Wednesday, May 30, 2007

The Splendour that is the Historical Sciences

I had the good fortune to attend a lecture on Friday by Dr John Paterson about the Cambrian Explosion, and how good inferences about the behaviour of organisms from that distant springtime of life can be made by considering such things as fossilized organisms that have healed after an injury, fossilized gut contents, and the size distribution of ensembles of organisms fossilised in different environments. The earliest dates for things like predation and herd/school behaviour seem to be being pushed further and further back.
Once again I was inspired by the magnificent beauty and complexity of the vision that is deep time, and how the contingent, irreproducible events of history have shaped the world that we know.

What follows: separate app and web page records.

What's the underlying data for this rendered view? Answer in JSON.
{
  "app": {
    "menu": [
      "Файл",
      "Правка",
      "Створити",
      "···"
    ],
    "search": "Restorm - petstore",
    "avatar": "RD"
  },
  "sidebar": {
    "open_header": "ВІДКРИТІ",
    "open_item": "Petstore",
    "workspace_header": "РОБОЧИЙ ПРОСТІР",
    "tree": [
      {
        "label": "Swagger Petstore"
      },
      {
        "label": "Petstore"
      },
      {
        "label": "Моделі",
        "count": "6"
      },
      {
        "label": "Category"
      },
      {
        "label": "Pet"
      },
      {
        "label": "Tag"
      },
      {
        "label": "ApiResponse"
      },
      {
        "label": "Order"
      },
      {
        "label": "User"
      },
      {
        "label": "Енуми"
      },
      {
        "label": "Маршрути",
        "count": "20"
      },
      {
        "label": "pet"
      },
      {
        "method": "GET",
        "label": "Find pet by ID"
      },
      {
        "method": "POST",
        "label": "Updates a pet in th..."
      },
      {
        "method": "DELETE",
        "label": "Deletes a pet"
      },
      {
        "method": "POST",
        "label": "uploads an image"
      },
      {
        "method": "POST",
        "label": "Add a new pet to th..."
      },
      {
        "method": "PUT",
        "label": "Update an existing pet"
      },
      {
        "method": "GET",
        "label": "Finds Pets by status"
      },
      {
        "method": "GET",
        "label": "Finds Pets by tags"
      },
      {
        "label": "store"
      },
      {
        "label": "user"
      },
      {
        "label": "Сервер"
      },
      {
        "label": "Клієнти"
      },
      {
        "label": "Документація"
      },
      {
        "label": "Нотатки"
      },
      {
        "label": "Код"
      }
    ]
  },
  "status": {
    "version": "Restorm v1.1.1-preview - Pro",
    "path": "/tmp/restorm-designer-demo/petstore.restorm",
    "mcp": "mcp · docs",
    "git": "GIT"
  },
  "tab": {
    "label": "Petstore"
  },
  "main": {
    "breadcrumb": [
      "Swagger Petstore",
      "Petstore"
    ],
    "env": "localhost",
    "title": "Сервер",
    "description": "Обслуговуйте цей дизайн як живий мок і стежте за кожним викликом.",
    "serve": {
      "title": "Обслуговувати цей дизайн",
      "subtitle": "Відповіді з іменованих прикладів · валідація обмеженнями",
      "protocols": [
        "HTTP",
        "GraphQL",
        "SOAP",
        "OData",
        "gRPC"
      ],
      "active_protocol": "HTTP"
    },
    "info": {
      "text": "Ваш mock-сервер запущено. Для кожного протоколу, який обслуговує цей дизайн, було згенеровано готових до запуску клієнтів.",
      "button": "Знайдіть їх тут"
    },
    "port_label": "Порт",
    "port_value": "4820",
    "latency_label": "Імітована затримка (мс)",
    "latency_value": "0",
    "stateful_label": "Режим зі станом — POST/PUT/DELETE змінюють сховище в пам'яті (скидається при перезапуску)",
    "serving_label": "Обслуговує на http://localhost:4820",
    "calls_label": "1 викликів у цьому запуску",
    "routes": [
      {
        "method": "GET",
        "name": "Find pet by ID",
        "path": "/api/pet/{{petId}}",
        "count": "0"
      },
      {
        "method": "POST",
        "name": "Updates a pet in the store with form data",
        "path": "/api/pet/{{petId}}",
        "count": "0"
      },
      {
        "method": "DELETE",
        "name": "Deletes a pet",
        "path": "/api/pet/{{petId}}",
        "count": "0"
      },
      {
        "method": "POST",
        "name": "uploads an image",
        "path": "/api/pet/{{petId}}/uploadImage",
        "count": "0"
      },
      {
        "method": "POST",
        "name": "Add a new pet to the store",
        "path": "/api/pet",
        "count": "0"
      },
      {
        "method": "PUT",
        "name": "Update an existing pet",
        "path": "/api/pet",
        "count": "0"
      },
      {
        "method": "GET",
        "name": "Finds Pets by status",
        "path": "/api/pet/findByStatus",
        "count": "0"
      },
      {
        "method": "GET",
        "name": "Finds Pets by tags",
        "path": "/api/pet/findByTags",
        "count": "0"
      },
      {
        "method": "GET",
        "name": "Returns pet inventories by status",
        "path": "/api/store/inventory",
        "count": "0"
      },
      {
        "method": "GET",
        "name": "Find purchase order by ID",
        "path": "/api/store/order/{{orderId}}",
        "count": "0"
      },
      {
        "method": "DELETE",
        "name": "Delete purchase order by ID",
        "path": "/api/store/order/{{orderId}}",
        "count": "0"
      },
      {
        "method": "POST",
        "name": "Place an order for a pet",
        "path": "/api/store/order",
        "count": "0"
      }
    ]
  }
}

Best of all, I now realise there is an excellent way to push our search for the origins of life back beyond the fossil record. Molecular fossils! While most of the actual molecules that comprise ancient organisms are long gone, in some strata some of these molecules are tenacious and remain, and others have been transformed in systematic ways into compounds that still preserve some information about their origin. Perhaps succeeding generations of proto-life have not truly eradicated all traces of their predecessors as effectively as I thought.

These molecular fossils also seem to be a fantastic way to answer a question of great relevance to the 'Dr Jumba' theory of intelligent design. How closely related to the Cambrian Explosion beasties were the Ediacaran beasties? The Ediacaran world was very different, Dr Paterson told us- flat microbial mats with flat beasties: nothing that dug beneath the mats, nothing that ate anything else. Were those beasties based on the same chemistry as us? Or not? Surely the chemicals associated with them would give us a clue. I will explore the literature and return with a report.


Marco said...

Yes, but what does any of this reaallyy mean for my day to day existence. I can dream about how life was X million years ago, and be angry that almost no scientist is making Dr Jumba answerable to his many errors. I can also be angry about how dismissive mainstream scientists are of the many bits of evidence for "panspermia", and assume that is going to continue for several decades yet.

Klaus Rohde said...

The complexity and beauty of nature is incredible, and almost beyond comprehension is the course of evolution that has led to this complexity and beauty. It would seem to me that mankind has a very great responsibility to preserve all this. Each time an ecosystem is wiped out, we lose a vast amount of diversity, far beyond what we usually read in newspapers about. And once it is gone it is gone. It may not mean much to our day to day existence,if all we are concerned about is our living standard at this moment of time, it may mean a lot to later generations and almost certainly will affect their living standards.

Chris Fellows said...

What does this mean to your day to day existence?! Truth and beuaty are what give your day to day existence any point. They are the ends for which all else in our lives is the means. And all this has truth and beauty in spades, as Klaus points out.

I don't know that I agree that this worldview implies responsible custody of the ecosystem. One can look at the ceaseless flux of species, coming and going over geological time, and argue that the stresses humanity puts on the system is merely hastening the end of those species who would be pushed over the edge anyways. Personally I am 'inordinately fond of beetles' and feel every extinction as a great loss, but I think this is irrational behaviour on my part.

Marco said...

Reminds me of a quote from "Dead Poet's Society". Something about poetry and art (etc.) being what we live for.

I have quite a utilitarian view of science, which is probably why I steered towards engineering in university rather than higher math & physics which I had more of a natural flair for.

I agree that beauty of nature and "truth" do require a basic scientific self-consistency to be worthy, but that it isn't really destroyed by the non-uniformitarianism sciences such as creation science. The non-uniformitarianist denies the scientific confidence we have in the more utilitarian aspects of historical science, but not the "natural beauty we live for" type of science.

klaus rohde said...

"argue that the stresses humanity puts on the system is merely hastening the end of those species who would be pushed over the edge anyways."

Any species will be pushed over the edge when its time comes, but under "normal" conditions there is plenty of time for other species to evolve and take their place. What is happening now is quite different, effects resemble those caused by a very large asteroid impact, and recovery to "normal" may take many millions of years. Quite apart from losses in the aesthetic value of course, there will be unpredictable ecological leading to unpredictable economic consequences. But to get back to ethics and aesthetics: humans are unique in the animal kingdom in the sense that they have much greater intellectual powers than any other animal species has. This implies a much greater sensitivity to aesthetic values as well. Humans need an aesthetically inspiring environment, some to a lesser, others to a higher degree.

Buddhism and a philosopher like Arthur Schopenhauer would further argue that humanity has a moral obligation to "protect" animals.